Task directions
Would you restate every entry that follows, word for word, and leave out the pictures?

Available data
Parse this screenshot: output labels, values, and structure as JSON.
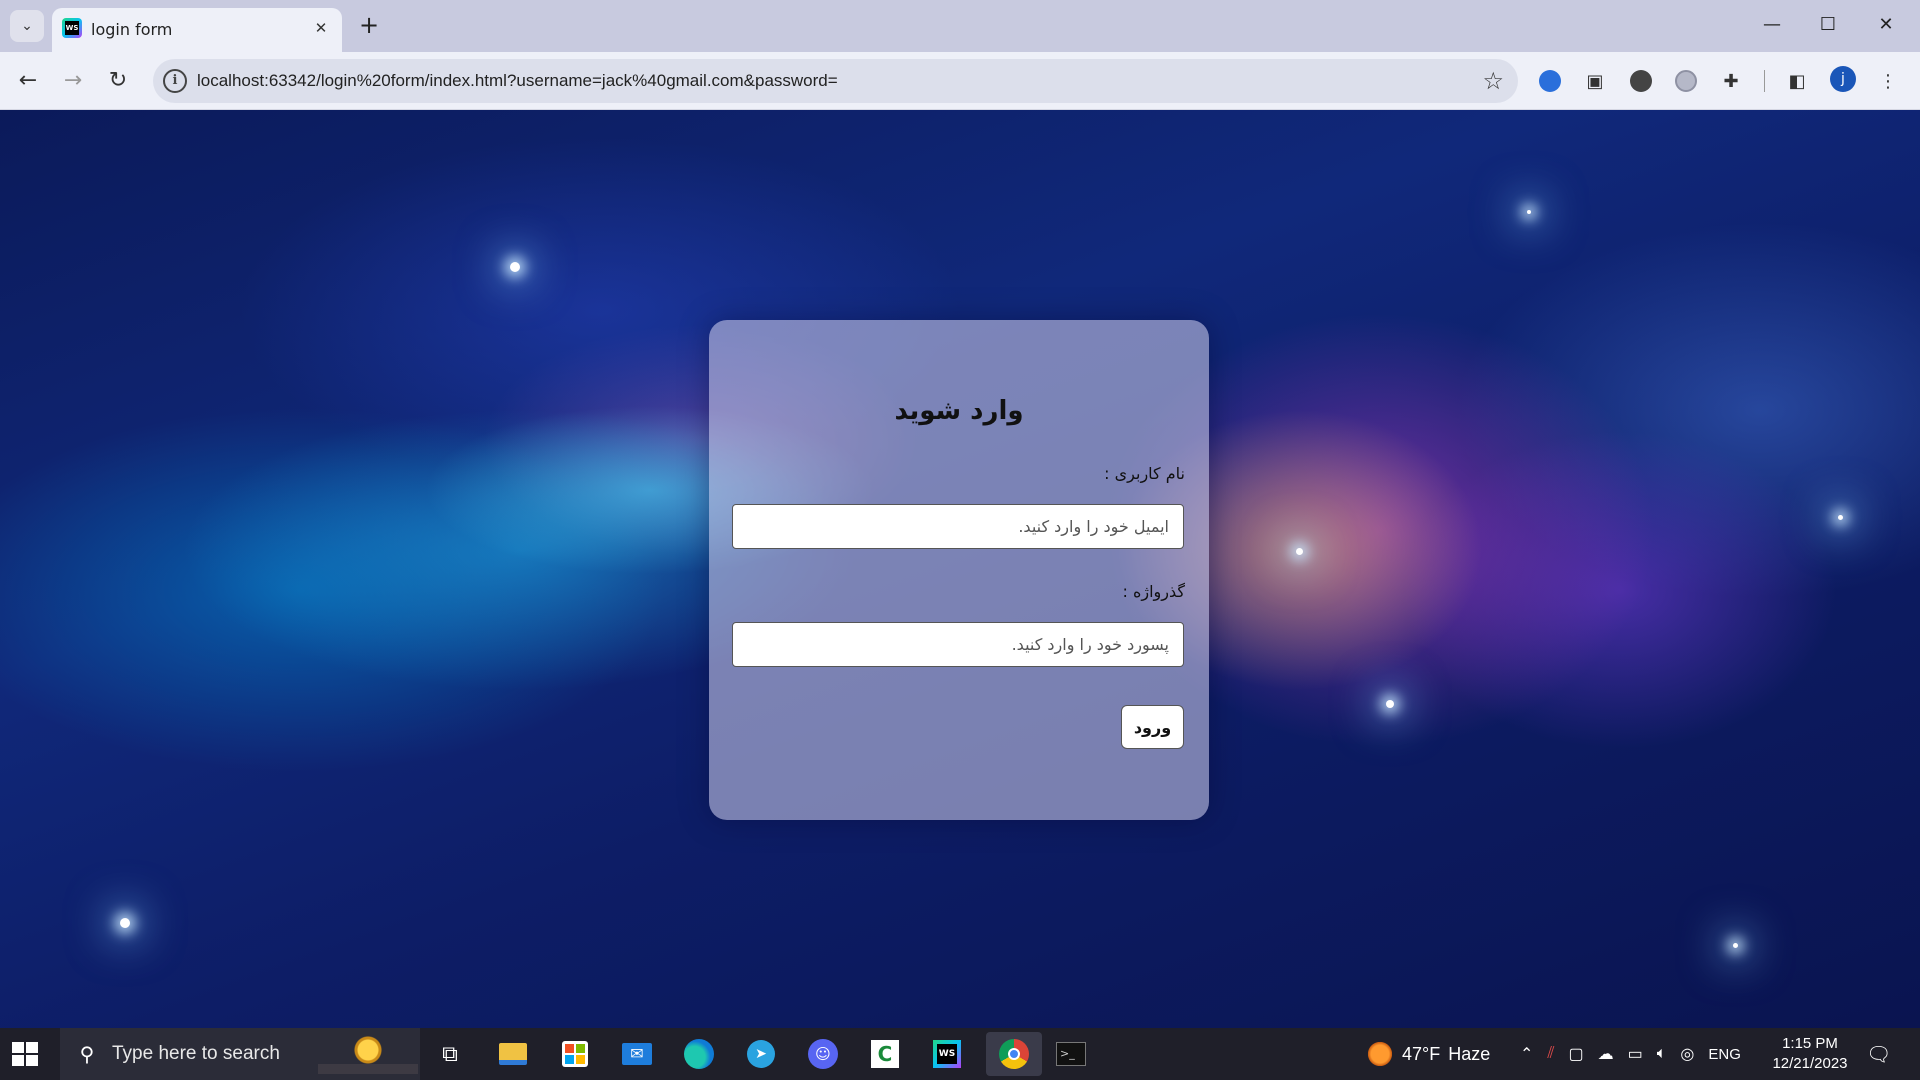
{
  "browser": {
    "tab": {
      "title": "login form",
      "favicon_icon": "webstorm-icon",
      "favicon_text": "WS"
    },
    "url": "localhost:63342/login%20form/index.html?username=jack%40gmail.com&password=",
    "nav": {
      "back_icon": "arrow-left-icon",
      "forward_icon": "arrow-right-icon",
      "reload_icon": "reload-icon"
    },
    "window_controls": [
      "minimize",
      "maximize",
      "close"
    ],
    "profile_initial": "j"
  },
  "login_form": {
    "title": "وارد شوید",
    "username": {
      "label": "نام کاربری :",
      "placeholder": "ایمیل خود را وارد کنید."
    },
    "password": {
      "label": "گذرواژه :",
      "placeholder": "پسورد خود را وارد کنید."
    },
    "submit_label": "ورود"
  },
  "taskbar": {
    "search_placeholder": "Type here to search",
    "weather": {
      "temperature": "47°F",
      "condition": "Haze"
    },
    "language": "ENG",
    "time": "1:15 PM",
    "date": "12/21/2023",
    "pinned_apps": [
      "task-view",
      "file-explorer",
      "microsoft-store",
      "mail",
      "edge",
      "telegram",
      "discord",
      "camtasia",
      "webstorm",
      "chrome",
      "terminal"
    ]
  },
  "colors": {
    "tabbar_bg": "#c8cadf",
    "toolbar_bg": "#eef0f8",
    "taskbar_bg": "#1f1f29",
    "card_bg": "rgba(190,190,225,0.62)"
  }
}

Response below
Parse this screenshot: output labels, values, and structure as JSON.
{
  "browser": {
    "tab": {
      "title": "login form",
      "favicon_icon": "webstorm-icon",
      "favicon_text": "WS"
    },
    "url": "localhost:63342/login%20form/index.html?username=jack%40gmail.com&password=",
    "nav": {
      "back_icon": "arrow-left-icon",
      "forward_icon": "arrow-right-icon",
      "reload_icon": "reload-icon"
    },
    "window_controls": [
      "minimize",
      "maximize",
      "close"
    ],
    "profile_initial": "j"
  },
  "login_form": {
    "title": "وارد شوید",
    "username": {
      "label": "نام کاربری :",
      "placeholder": "ایمیل خود را وارد کنید."
    },
    "password": {
      "label": "گذرواژه :",
      "placeholder": "پسورد خود را وارد کنید."
    },
    "submit_label": "ورود"
  },
  "taskbar": {
    "search_placeholder": "Type here to search",
    "weather": {
      "temperature": "47°F",
      "condition": "Haze"
    },
    "language": "ENG",
    "time": "1:15 PM",
    "date": "12/21/2023",
    "pinned_apps": [
      "task-view",
      "file-explorer",
      "microsoft-store",
      "mail",
      "edge",
      "telegram",
      "discord",
      "camtasia",
      "webstorm",
      "chrome",
      "terminal"
    ]
  },
  "colors": {
    "tabbar_bg": "#c8cadf",
    "toolbar_bg": "#eef0f8",
    "taskbar_bg": "#1f1f29",
    "card_bg": "rgba(190,190,225,0.62)"
  }
}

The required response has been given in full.